Work instructions
Within the entries below, find the lines that hold "United" and report only how many there are.

= = = =

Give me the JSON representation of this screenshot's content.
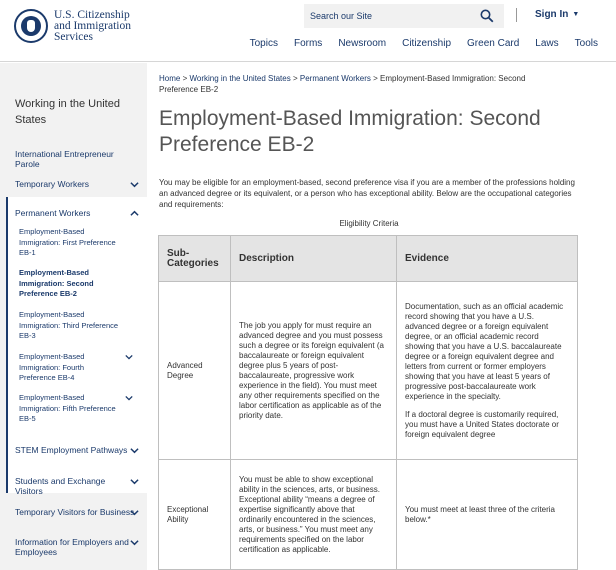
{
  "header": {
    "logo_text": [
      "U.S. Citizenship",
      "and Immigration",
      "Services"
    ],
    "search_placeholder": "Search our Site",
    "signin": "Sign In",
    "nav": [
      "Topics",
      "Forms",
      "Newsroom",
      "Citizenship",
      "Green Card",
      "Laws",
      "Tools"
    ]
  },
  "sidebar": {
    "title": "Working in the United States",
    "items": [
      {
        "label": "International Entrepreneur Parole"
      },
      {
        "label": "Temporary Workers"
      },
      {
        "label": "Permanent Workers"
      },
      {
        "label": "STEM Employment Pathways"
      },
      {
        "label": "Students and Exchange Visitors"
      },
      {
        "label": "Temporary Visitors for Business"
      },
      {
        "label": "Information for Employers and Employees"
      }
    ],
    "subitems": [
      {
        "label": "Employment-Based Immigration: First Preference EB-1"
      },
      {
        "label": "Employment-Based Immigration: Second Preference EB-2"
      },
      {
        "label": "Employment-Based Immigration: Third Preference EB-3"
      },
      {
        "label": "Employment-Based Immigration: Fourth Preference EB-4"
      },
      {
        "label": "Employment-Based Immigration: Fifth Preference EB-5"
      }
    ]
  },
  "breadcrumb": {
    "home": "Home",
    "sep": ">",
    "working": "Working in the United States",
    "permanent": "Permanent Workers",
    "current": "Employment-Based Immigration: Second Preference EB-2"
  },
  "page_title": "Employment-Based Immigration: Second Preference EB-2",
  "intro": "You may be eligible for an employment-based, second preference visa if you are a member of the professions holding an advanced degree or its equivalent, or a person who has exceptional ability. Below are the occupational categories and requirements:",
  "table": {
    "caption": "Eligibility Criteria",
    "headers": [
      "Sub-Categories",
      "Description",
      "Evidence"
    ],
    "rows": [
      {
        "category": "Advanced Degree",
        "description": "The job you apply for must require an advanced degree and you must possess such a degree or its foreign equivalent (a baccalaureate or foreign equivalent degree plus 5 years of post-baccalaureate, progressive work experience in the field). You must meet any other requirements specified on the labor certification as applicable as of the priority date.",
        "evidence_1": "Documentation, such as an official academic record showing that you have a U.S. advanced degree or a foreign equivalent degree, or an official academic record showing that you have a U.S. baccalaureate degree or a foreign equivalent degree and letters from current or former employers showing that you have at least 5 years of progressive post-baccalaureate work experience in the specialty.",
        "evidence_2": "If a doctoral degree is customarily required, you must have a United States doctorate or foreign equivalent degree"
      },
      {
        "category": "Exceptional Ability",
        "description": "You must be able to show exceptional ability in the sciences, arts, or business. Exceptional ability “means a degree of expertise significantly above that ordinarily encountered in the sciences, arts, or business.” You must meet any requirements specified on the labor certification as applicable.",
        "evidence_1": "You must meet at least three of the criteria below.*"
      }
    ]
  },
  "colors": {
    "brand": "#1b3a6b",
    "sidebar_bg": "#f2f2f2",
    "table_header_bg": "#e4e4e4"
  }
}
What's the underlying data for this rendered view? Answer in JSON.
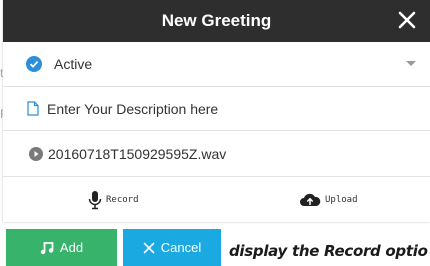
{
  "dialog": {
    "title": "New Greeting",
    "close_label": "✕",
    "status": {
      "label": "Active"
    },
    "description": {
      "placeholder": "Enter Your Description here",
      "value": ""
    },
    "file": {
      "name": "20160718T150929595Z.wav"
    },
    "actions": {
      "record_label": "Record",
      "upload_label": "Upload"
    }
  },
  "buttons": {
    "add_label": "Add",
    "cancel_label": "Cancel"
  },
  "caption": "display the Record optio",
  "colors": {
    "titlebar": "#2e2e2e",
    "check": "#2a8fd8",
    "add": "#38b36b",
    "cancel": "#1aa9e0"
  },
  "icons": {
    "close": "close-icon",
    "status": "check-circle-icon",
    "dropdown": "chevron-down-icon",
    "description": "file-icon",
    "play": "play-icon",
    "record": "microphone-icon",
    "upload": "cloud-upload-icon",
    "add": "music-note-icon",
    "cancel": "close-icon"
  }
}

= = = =

Completed exercise
3